‘Bill’ Williams

Mar 1, 2020

‘Bill’ Williams

Retired Post-Intelligencer editor and publisher and longtime community service advocate William Bryant “Bill” Williams Jr., 85, died Thursday, Feb. 6, 2020, at American Health Communities (AHC) in Paris, Tennessee.

He battled Parkinson’s disease and Lewy Body dementia for three years before suffering a massive stroke Wednesday.

Born Aug. 20, 1934, to W. Bryant and Julia Williams of Paris, he is survived by his wife of 63 years, the former Anne Corbett. The couple married on June 21, 1956, at First Christian Church in Paris.

Other survivors include three daughters: Cindy Barnett of Murray, Julie (Doug) Ray of Gainesville, Florida, and Joan (Skip) Howe of Paris; a son: Michael (Evonne) Williams of Paris; 14 grandchildren; eight great-grandchildren and another on the way.

Williams began his newspaper career as a P-I carrier while a student at Atkins-Porter and Grove High Schools.

During his high school years, he worked as a reporter after school on Saturdays and during the summers.
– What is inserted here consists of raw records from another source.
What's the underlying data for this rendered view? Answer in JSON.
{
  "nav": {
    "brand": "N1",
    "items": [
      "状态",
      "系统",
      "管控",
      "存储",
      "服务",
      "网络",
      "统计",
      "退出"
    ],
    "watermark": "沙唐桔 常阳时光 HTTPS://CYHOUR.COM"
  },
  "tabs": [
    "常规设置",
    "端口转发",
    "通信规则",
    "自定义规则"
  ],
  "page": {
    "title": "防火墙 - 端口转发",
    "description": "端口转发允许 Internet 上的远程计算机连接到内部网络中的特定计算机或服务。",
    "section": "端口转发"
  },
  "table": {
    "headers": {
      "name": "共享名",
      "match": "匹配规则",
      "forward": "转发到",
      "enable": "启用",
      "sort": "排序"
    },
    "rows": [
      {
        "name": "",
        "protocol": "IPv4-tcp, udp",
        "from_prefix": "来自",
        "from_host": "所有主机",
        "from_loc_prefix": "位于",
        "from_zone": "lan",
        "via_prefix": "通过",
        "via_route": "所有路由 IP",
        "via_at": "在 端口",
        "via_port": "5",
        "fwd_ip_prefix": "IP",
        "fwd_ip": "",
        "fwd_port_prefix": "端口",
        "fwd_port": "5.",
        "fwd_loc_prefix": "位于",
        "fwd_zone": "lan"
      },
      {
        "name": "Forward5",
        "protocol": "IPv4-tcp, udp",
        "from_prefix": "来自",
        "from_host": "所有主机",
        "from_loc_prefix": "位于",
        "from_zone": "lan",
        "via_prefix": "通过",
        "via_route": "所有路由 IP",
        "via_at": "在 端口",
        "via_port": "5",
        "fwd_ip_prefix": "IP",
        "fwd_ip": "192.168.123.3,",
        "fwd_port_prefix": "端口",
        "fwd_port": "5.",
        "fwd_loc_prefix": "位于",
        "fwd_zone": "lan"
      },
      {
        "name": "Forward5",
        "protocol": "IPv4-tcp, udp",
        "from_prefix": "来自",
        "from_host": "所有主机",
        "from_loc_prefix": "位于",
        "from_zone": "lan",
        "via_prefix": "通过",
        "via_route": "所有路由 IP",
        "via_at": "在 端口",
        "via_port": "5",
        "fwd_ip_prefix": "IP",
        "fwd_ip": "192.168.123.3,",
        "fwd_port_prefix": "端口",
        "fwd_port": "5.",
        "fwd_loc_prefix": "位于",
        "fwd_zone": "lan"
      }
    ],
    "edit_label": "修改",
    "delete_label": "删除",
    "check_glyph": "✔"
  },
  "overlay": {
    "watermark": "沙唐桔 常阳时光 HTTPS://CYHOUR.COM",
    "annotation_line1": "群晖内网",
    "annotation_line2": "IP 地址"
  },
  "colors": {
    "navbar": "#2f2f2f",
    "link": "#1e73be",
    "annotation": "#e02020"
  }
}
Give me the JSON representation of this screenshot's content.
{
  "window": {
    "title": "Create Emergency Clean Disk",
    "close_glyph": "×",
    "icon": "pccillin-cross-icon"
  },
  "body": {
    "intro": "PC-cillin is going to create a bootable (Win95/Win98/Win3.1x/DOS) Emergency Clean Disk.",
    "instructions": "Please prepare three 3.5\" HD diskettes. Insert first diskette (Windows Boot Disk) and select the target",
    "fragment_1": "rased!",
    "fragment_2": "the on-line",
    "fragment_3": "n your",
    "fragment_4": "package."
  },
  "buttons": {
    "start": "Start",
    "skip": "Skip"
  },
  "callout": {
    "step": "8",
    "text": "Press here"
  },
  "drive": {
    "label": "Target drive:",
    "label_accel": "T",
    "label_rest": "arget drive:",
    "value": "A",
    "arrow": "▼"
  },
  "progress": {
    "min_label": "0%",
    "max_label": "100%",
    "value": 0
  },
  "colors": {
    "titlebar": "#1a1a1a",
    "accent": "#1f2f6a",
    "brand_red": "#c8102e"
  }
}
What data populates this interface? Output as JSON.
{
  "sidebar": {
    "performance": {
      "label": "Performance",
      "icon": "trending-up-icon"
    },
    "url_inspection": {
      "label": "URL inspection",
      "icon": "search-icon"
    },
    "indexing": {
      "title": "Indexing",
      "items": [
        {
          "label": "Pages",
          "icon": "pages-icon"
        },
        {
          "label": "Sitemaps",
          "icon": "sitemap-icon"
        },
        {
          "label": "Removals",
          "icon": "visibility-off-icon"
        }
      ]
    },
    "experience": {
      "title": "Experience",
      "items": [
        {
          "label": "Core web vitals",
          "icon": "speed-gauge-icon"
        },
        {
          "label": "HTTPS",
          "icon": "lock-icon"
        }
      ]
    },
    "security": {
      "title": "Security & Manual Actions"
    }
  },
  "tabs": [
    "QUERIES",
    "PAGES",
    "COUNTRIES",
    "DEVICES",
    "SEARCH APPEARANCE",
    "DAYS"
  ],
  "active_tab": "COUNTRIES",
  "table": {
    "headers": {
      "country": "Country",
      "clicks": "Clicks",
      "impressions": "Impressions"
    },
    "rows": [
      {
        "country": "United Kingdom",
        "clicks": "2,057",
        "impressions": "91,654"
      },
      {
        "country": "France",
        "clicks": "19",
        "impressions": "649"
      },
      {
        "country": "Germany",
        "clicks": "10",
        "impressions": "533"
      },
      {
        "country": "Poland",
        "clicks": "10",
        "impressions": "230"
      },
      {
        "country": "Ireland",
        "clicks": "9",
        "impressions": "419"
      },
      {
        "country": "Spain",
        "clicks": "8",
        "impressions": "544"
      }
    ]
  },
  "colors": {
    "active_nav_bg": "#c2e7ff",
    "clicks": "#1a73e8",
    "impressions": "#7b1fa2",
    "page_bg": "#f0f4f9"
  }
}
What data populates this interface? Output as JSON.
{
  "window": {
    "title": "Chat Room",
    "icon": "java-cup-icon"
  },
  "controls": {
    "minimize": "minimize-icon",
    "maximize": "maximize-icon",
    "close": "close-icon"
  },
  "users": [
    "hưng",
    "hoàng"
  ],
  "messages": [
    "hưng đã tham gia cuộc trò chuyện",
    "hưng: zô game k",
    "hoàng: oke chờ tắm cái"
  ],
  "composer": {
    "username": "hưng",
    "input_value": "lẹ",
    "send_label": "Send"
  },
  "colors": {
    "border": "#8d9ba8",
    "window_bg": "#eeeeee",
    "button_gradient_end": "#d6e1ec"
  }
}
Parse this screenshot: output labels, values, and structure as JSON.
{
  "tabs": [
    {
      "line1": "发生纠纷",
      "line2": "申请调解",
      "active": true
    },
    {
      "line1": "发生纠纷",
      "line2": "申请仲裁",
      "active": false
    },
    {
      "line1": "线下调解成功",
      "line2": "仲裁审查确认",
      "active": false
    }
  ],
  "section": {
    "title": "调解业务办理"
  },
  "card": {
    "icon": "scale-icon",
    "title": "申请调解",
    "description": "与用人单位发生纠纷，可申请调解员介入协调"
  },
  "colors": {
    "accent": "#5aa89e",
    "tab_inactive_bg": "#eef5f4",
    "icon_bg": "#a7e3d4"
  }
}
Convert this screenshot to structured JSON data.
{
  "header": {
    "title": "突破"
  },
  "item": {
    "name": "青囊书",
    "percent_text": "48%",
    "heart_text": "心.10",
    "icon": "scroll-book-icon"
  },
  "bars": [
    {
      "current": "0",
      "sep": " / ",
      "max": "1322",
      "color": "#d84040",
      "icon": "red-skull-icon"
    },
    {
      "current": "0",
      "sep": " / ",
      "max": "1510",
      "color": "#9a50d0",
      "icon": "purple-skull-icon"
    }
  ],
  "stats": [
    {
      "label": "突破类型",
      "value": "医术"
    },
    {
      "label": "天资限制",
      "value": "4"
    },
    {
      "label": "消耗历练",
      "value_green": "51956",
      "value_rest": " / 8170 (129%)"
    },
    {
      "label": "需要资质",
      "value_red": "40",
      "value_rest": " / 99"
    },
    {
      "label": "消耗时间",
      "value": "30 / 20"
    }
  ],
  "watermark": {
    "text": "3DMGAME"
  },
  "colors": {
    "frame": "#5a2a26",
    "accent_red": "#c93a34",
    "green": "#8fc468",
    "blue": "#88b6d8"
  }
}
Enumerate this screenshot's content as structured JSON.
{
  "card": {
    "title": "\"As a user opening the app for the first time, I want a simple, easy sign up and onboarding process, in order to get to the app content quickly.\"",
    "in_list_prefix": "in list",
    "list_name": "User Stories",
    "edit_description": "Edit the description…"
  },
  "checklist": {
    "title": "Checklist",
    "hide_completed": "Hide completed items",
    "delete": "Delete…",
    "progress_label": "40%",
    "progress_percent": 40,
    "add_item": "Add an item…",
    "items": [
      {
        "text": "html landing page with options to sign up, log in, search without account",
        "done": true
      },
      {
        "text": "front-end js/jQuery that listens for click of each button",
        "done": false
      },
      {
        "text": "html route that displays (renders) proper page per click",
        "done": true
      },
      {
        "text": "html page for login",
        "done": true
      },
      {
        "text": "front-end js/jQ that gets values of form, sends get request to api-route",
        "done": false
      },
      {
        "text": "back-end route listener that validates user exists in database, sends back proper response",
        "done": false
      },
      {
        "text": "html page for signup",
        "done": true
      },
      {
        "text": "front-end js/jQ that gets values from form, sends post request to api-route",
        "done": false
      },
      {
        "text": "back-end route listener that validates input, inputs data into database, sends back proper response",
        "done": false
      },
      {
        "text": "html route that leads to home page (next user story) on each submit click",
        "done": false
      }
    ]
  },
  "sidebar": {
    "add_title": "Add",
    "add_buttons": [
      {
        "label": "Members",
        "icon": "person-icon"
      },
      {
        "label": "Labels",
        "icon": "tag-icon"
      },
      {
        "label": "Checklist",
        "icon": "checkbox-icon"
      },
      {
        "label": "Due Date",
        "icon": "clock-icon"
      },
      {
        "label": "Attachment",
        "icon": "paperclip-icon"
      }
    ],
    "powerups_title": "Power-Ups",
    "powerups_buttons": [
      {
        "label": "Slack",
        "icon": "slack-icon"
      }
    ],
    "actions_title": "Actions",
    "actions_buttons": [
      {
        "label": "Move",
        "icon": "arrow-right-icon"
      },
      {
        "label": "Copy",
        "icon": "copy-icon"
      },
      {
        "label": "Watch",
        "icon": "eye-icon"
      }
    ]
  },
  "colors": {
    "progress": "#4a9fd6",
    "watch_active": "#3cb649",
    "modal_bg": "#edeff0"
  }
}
After graduating third in his class at Grove High School in 1952, Williams went on to graduate with honors as a journalism and ROTC student at Murray State University.

During his summers, Williams continued to be a P-I reporter. Throughout his college years, Williams was also a member of the college newspaper staff and was named the outstanding journalism student during his senior year.

After graduating from college, he was a reporter for The Memphis Press-Scimitar for a brief period before entering the U.S. Army as a second lieutenant.

He was stationed at Fort Sill, Oklahoma, served as a forward observer in an artillery unit and helped work out the logistics of transporting howitzers by helicopter.

He then served seven years in active reserve.


Later, he worked for The Tullahoma (Tennessee) News for three years before he returned to Paris in 1960 as The P-I’s news editor. He spent the next 39 years working his way up to editor, then editor and publisher, finally retiring as publisher in late 1999. However, he continued to write editorials until late 2016.

He became editor and publisher at the retirement of his father, the late Bryant Williams. Bryant in turn had taken over as publisher at the retirement in 1967 of his father, the late W. Percy Williams, who had come from Alabama to purchase The P-I in 1927.

One of the things Bill Williams said he enjoyed about his work was that at the end of each day, he was able to hold a paper in his hands and say, “Here’s what we did today.”

“It’s also a joy to hear from people who used to work here and have gone on to do well in the newspaper business or elsewhere, and hear them speak fondly of their time at The P-I,” Williams said. “You feel like you had a small part to play in making someone’s life a little more complete.”


Williams was very proud of the newspaper, once saying, “I’ve tried to see that it’s been a good citizen of our community.”

He was a good citizen as well, and was an active leader in many clubs and civic organizations in Paris and Henry County.

Williams was one of the nine men active in the annual March of Dimes radio auction who met in 1978 out of concern that so much of the money raised went outside the county.

The group proposed carrying forward with an all-local organization, with the then-temporary name Henry County Helping Hand, that would expand on the March of Dimes auction, but with the stipulation that the funds be used only to benefit local charities and nonprofits.

In 1994, he was part of the group that helped organize a unit of Habitat for Humanity in Paris. By 1996, Henry County’s chapter of Habitat for Humanity was building its first house. He was still climbing on new Habitat house roofs when he was 80.

In 1992, he was awarded a Sequoyah Award from the Tennessee Historical Commission for his many literacy education contributions.


Williams won numerous accolades during his career as a journalist.

In 2013, he became a charter inductee of the Tennessee Journalism Hall of Fame at Murfreesboro, Tennessee, joining Chris Clark, Anne Holt, Dan Miller, John Seigenthaler and Dean Stone.

He wrote a number of award-winning editorials for The P-I, receiving first-place Tennessee State Press Association awards in the editorials category in 1983 and 1984, and in the Best Single Editorial Category in 1985, 1998, 2002 and 2005.

A 125th anniversary edition of The P-I won first place for Best Promotion of Newspapers in 1992.

Williams served as president of the TPA from 1982-83. He was also a former president of the Tennessee Associated Press Managing Editors and former president of United Press International’s Tennessee Association of Newspapers.

Services have been held.